[App and web page records]
=== Begin Enclosure ===

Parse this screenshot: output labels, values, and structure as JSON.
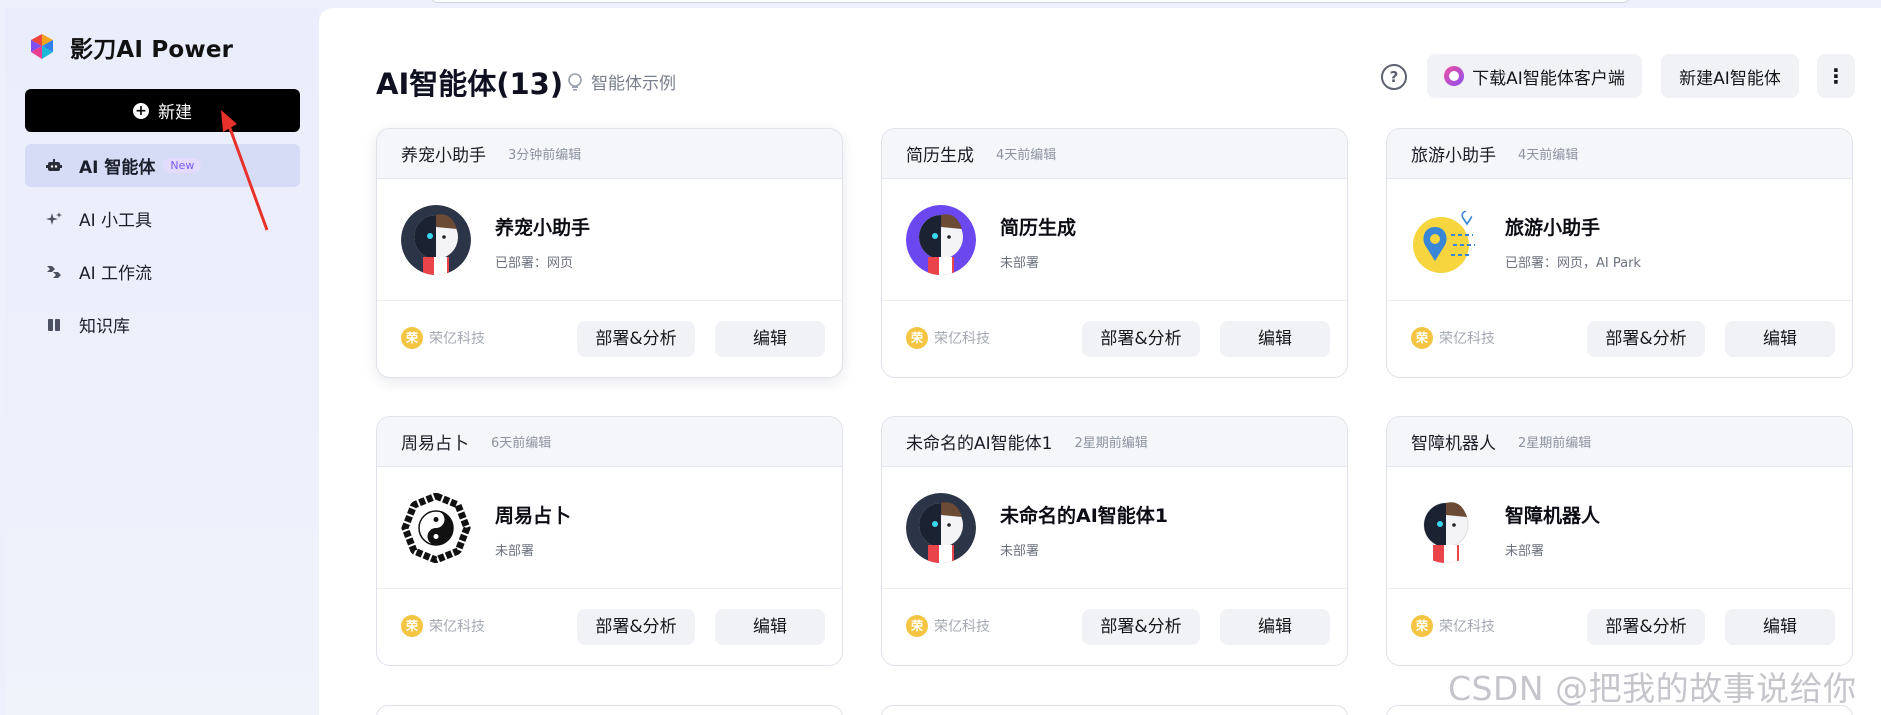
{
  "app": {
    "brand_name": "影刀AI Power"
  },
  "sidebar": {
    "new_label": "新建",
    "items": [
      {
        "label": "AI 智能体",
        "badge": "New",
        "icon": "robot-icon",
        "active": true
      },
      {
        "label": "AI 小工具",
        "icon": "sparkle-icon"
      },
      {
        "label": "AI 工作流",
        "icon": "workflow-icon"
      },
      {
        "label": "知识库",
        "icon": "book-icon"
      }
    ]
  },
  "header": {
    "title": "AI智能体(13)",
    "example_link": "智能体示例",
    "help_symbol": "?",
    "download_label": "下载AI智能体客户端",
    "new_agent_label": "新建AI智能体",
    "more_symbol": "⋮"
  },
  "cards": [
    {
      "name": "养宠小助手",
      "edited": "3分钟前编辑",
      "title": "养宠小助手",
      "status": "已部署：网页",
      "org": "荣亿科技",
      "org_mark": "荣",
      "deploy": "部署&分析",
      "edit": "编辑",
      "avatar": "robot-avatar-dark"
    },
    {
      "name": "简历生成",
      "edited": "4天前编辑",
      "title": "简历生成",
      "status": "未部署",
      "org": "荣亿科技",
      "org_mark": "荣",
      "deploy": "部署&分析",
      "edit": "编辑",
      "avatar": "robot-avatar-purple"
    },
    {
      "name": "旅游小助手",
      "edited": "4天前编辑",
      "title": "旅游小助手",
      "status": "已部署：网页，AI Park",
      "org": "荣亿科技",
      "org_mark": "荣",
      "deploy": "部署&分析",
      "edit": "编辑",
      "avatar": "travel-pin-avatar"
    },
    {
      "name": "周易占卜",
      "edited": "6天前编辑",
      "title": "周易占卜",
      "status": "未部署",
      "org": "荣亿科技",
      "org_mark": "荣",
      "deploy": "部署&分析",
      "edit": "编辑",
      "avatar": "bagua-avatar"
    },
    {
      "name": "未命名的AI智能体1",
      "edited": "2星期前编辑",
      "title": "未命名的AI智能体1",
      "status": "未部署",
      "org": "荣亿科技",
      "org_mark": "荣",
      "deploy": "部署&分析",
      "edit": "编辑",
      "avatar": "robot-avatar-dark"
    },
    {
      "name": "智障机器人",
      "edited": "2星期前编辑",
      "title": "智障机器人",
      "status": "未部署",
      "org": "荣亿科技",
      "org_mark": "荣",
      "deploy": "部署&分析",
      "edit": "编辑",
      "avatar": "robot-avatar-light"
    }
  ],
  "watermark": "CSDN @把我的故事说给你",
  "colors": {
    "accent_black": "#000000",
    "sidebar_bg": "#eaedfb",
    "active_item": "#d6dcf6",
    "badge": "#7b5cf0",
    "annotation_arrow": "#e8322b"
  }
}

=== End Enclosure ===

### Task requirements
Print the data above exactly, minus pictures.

### Task response
Parse this screenshot: output labels, values, and structure as JSON.
{
  "app": {
    "brand_name": "影刀AI Power"
  },
  "sidebar": {
    "new_label": "新建",
    "items": [
      {
        "label": "AI 智能体",
        "badge": "New",
        "icon": "robot-icon",
        "active": true
      },
      {
        "label": "AI 小工具",
        "icon": "sparkle-icon"
      },
      {
        "label": "AI 工作流",
        "icon": "workflow-icon"
      },
      {
        "label": "知识库",
        "icon": "book-icon"
      }
    ]
  },
  "header": {
    "title": "AI智能体(13)",
    "example_link": "智能体示例",
    "help_symbol": "?",
    "download_label": "下载AI智能体客户端",
    "new_agent_label": "新建AI智能体",
    "more_symbol": "⋮"
  },
  "cards": [
    {
      "name": "养宠小助手",
      "edited": "3分钟前编辑",
      "title": "养宠小助手",
      "status": "已部署：网页",
      "org": "荣亿科技",
      "org_mark": "荣",
      "deploy": "部署&分析",
      "edit": "编辑",
      "avatar": "robot-avatar-dark"
    },
    {
      "name": "简历生成",
      "edited": "4天前编辑",
      "title": "简历生成",
      "status": "未部署",
      "org": "荣亿科技",
      "org_mark": "荣",
      "deploy": "部署&分析",
      "edit": "编辑",
      "avatar": "robot-avatar-purple"
    },
    {
      "name": "旅游小助手",
      "edited": "4天前编辑",
      "title": "旅游小助手",
      "status": "已部署：网页，AI Park",
      "org": "荣亿科技",
      "org_mark": "荣",
      "deploy": "部署&分析",
      "edit": "编辑",
      "avatar": "travel-pin-avatar"
    },
    {
      "name": "周易占卜",
      "edited": "6天前编辑",
      "title": "周易占卜",
      "status": "未部署",
      "org": "荣亿科技",
      "org_mark": "荣",
      "deploy": "部署&分析",
      "edit": "编辑",
      "avatar": "bagua-avatar"
    },
    {
      "name": "未命名的AI智能体1",
      "edited": "2星期前编辑",
      "title": "未命名的AI智能体1",
      "status": "未部署",
      "org": "荣亿科技",
      "org_mark": "荣",
      "deploy": "部署&分析",
      "edit": "编辑",
      "avatar": "robot-avatar-dark"
    },
    {
      "name": "智障机器人",
      "edited": "2星期前编辑",
      "title": "智障机器人",
      "status": "未部署",
      "org": "荣亿科技",
      "org_mark": "荣",
      "deploy": "部署&分析",
      "edit": "编辑",
      "avatar": "robot-avatar-light"
    }
  ],
  "watermark": "CSDN @把我的故事说给你",
  "colors": {
    "accent_black": "#000000",
    "sidebar_bg": "#eaedfb",
    "active_item": "#d6dcf6",
    "badge": "#7b5cf0",
    "annotation_arrow": "#e8322b"
  }
}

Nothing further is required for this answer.